When Retaining Customers May Not Be a Good Idea

We know it’s far easier (and cheaper) to retain existing customers than it is to recruit new ones. But amidst the buzz surrounding customer retention, it’s important to remember that not all customers are worth keeping.

More customers generally means more profit. However, beyond a point, the marginal increase in profits per customer decreases. Increasing the customer base beyond a certain level may even be counterproductive, stretching the marketer’s resources in serving customers, and thereby putting off many loyal clients. The added resources needed to serve the new customer well may upset the entire business model. The additional customers may not sustain the extra resources required either, leading to erosion of per-capita profits. On another scale, some customers are simply too demanding, consuming a disproportionate amount of the resources for too little revenue. That’s why it’s imperative that companies focus their efforts on keeping the “right” customers.  Customers that are loyal, will continue to buy more and refer in new business.

There are many different ways to determine which of your customers are the “right” customers to focus on keeping.  Some companies just look at top line impact while other focus on profitability or the ones that call the least (remember Sprint’s public faux pas from a few years ago?) Walker is a company that has spent decades perfecting their Loyalty Index by which they apply their predictive analytics to information they capture customer by customer.

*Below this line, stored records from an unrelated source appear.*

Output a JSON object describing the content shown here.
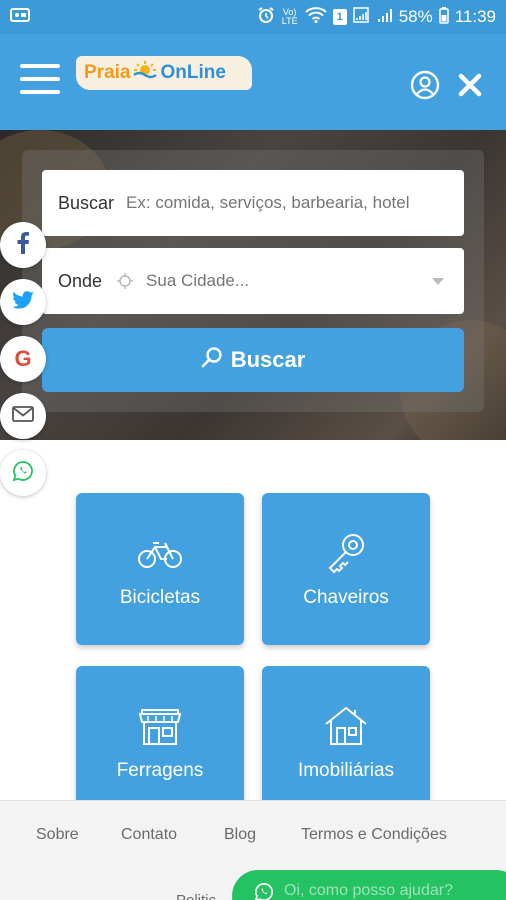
{
  "status_bar": {
    "battery": "58%",
    "time": "11:39",
    "network": "Vo) LTE",
    "sim": "1"
  },
  "header": {
    "logo_part1": "Praia",
    "logo_part2": "OnLine",
    "background_color": "#43a1e0"
  },
  "search": {
    "buscar_label": "Buscar",
    "buscar_placeholder": "Ex: comida, serviços, barbearia, hotel",
    "onde_label": "Onde",
    "onde_placeholder": "Sua Cidade...",
    "button_label": "Buscar"
  },
  "social": {
    "items": [
      "facebook-icon",
      "twitter-icon",
      "google-icon",
      "mail-icon",
      "whatsapp-icon"
    ]
  },
  "categories": [
    {
      "label": "Bicicletas",
      "icon": "bicycle-icon"
    },
    {
      "label": "Chaveiros",
      "icon": "key-icon"
    },
    {
      "label": "Ferragens",
      "icon": "store-icon"
    },
    {
      "label": "Imobiliárias",
      "icon": "house-icon"
    }
  ],
  "footer": {
    "links": [
      "Sobre",
      "Contato",
      "Blog",
      "Termos e Condições"
    ],
    "partial_link": "Politic"
  },
  "whatsapp_chat": {
    "label": "Oi, como posso ajudar?",
    "color": "#25c263"
  }
}
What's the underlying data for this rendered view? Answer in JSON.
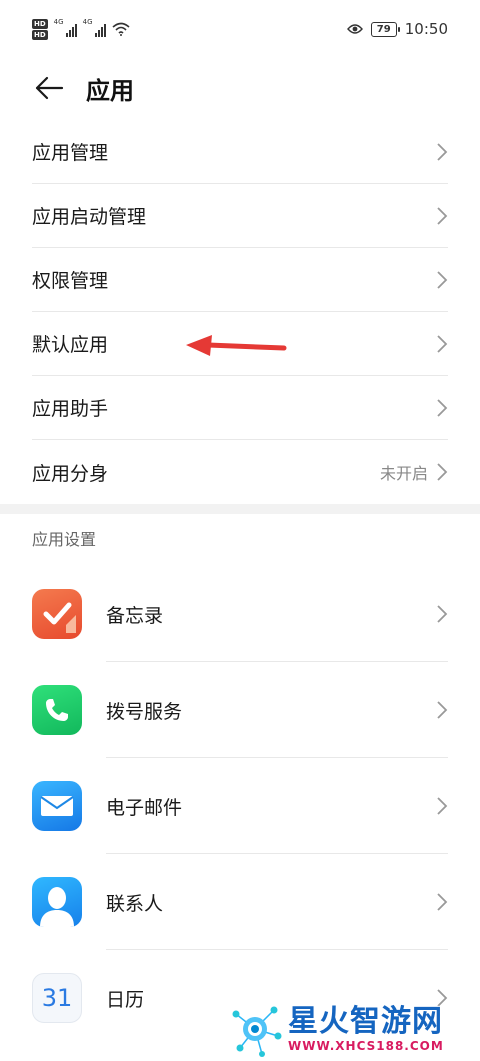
{
  "status_bar": {
    "hd1": "HD",
    "hd2": "HD",
    "net1": "4G",
    "net2": "4G",
    "battery": "79",
    "time": "10:50"
  },
  "header": {
    "back_icon": "arrow-left-icon",
    "title": "应用"
  },
  "menu": {
    "items": [
      {
        "label": "应用管理",
        "value": ""
      },
      {
        "label": "应用启动管理",
        "value": ""
      },
      {
        "label": "权限管理",
        "value": ""
      },
      {
        "label": "默认应用",
        "value": ""
      },
      {
        "label": "应用助手",
        "value": ""
      },
      {
        "label": "应用分身",
        "value": "未开启"
      }
    ]
  },
  "section": {
    "title": "应用设置"
  },
  "apps": [
    {
      "label": "备忘录",
      "icon": "memo-icon"
    },
    {
      "label": "拨号服务",
      "icon": "phone-icon"
    },
    {
      "label": "电子邮件",
      "icon": "mail-icon"
    },
    {
      "label": "联系人",
      "icon": "contacts-icon"
    },
    {
      "label": "日历",
      "icon": "calendar-icon",
      "icon_text": "31"
    }
  ],
  "watermark": {
    "title": "星火智游网",
    "url": "WWW.XHCS188.COM"
  },
  "colors": {
    "annotation_arrow": "#e53935",
    "divider": "#e8e8e8",
    "secondary_text": "#888888"
  }
}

At the end of the day there are a number of ways companies can determine where best to focus their marketing and sales energy.  Then it comes down to the discipline to apply that strategy and focus on only your best customers.  Right On’s platform is used by a number of companies to centralize the data from many different systems (CRM, Website, Social, Email, Purchasing, …) so that companies can easily visualize and take action on this strategy, retaining customers and growing profitable relationships.